Task goal:
Your task is to repeat the entries word for word while leaving out the pictures.

━━━ Data excerpts

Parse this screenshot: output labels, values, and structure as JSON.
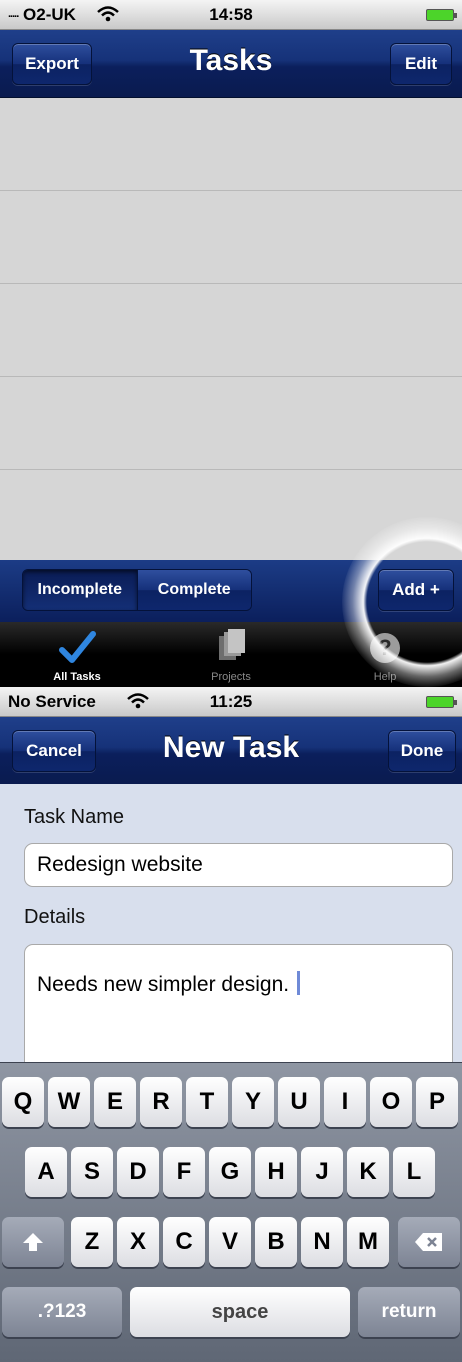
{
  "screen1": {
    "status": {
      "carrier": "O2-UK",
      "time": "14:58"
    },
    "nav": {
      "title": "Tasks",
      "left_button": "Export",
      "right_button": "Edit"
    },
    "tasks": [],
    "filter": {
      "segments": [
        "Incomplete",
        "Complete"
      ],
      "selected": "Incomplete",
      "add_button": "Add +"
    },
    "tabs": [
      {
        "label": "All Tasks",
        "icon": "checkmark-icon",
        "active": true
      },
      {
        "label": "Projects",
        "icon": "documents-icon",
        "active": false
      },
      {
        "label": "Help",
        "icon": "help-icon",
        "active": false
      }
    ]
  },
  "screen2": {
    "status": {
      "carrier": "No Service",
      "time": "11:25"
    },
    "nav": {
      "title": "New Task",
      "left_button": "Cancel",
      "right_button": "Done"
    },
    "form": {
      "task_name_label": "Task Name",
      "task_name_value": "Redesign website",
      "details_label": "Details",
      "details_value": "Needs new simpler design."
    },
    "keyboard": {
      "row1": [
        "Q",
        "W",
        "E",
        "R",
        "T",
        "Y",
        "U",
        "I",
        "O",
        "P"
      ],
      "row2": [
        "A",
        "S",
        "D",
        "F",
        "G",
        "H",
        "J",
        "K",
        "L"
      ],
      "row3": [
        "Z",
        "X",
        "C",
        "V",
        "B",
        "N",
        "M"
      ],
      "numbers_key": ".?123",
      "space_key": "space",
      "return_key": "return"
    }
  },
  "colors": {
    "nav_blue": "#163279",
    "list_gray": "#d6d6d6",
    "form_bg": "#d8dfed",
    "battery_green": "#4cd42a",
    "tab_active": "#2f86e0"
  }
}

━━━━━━

Result for this task:
Parse this screenshot: output labels, values, and structure as JSON.
{
  "screen1": {
    "status": {
      "carrier": "O2-UK",
      "time": "14:58"
    },
    "nav": {
      "title": "Tasks",
      "left_button": "Export",
      "right_button": "Edit"
    },
    "tasks": [],
    "filter": {
      "segments": [
        "Incomplete",
        "Complete"
      ],
      "selected": "Incomplete",
      "add_button": "Add +"
    },
    "tabs": [
      {
        "label": "All Tasks",
        "icon": "checkmark-icon",
        "active": true
      },
      {
        "label": "Projects",
        "icon": "documents-icon",
        "active": false
      },
      {
        "label": "Help",
        "icon": "help-icon",
        "active": false
      }
    ]
  },
  "screen2": {
    "status": {
      "carrier": "No Service",
      "time": "11:25"
    },
    "nav": {
      "title": "New Task",
      "left_button": "Cancel",
      "right_button": "Done"
    },
    "form": {
      "task_name_label": "Task Name",
      "task_name_value": "Redesign website",
      "details_label": "Details",
      "details_value": "Needs new simpler design."
    },
    "keyboard": {
      "row1": [
        "Q",
        "W",
        "E",
        "R",
        "T",
        "Y",
        "U",
        "I",
        "O",
        "P"
      ],
      "row2": [
        "A",
        "S",
        "D",
        "F",
        "G",
        "H",
        "J",
        "K",
        "L"
      ],
      "row3": [
        "Z",
        "X",
        "C",
        "V",
        "B",
        "N",
        "M"
      ],
      "numbers_key": ".?123",
      "space_key": "space",
      "return_key": "return"
    }
  },
  "colors": {
    "nav_blue": "#163279",
    "list_gray": "#d6d6d6",
    "form_bg": "#d8dfed",
    "battery_green": "#4cd42a",
    "tab_active": "#2f86e0"
  }
}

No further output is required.